Don't go thinking a giant screen means compromising on battery life. The Gram 17 is one of the longest-lasting laptops around at this size, so you'll have no trouble lasting an entire work day away from the mains.

Its sizeable 72wH battery delivered almost twelve hours of looping video with the display set to half brightness, and if you stick to simple tasks like web browsing and writing emails, it's not impossible to stretch that a little further.

This is basically on par with the 13in ultraportable machines LG is trying to compete with, so there's little downside to going for a bigger screen if battery life is your biggest concern.

The charging adaptor isn't the giant brick you normally get with 17in machines, so it'll slip into your bag without any trouble, and you can also top up using the USB-C port if you have a compatible plug.


Ignore the screen for a minute and the Gram 17 looks like a fairly generic ultraportable. Great battery life, sure, but merely average performance. It's only when you shop around that you see just how unique it really is.

Most rivals at this price make do with 13in displays, so you're getting significantly more screen real estate for your money, which goes a long way to make up for its average keyboard, sub-par speakers and composite build which doesn't exactly feel premium.

The big issue is whether there's really an audience for something like this. Most people needing a big screen are looking to edit videos on the move, and the Gram 17 just doesn't have the power for that.

As long as you accept there's little to be gained here over a similarly-priced 13in ultraportable other than screen space, then maybe the Gram is worth your time.

Tech Specs 
17in, 2560x1600 IPS LCD
Intel Core i7-8565U quad-core
Intel UHD 620
Microsoft Windows 10
3x USB3, 1x USB-C, HDMI, microSD, 3.5mm headphone
381x266x17.4mm, 1.34kg
Stuff says... 

LG Gram 17 review
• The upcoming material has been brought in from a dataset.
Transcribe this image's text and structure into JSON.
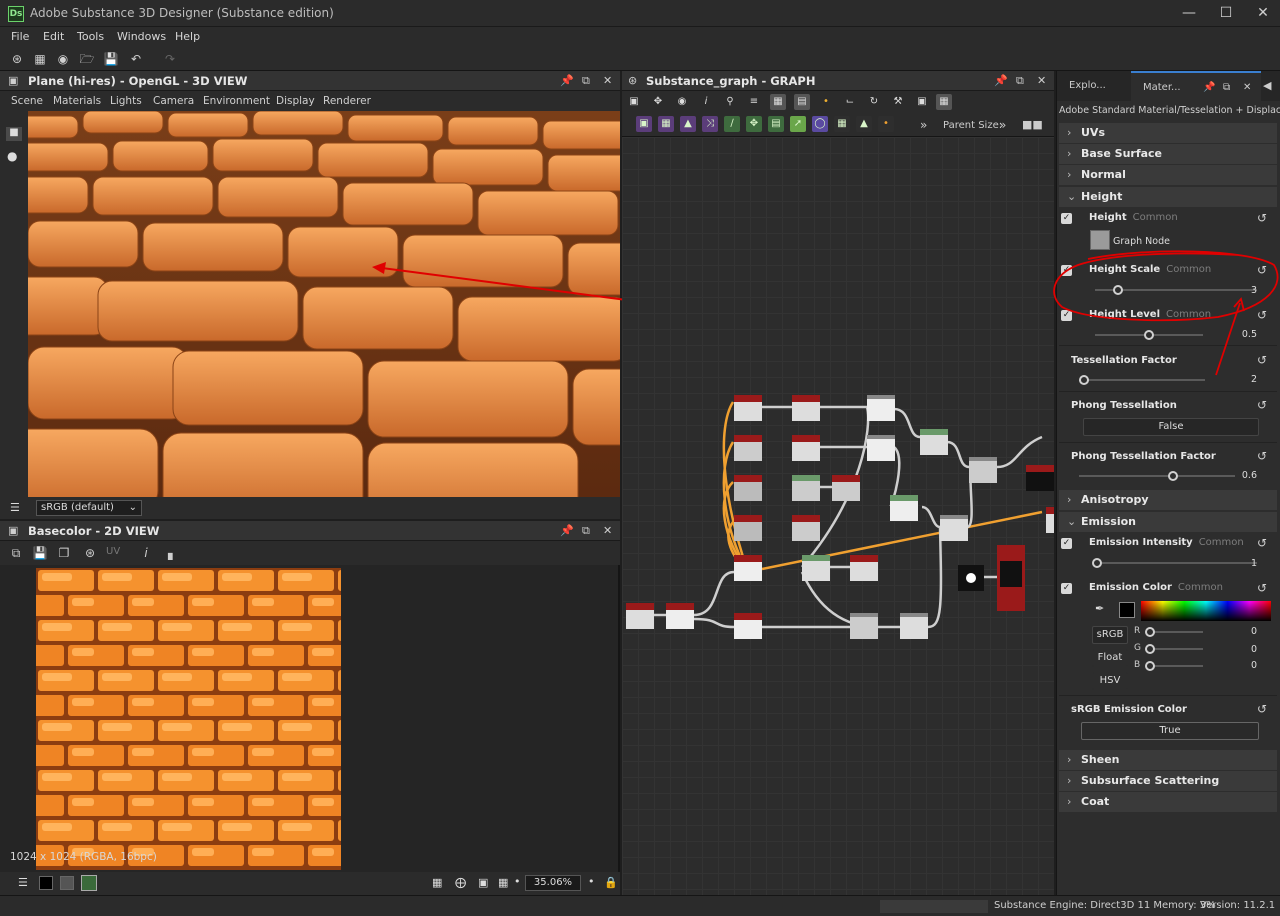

Anyone desperate for a big-screen laptop they can carry anywhere will be well served by the LG Gram, but with performance on par with most 13in machines, it's a niche prospect
Good Stuff 
Giant screen for an ultraportable
All-day working battery life
Not many direct rivals
Bad Stuff 
Awkward keyboard layout
Lacking in power for the price
Who's it for?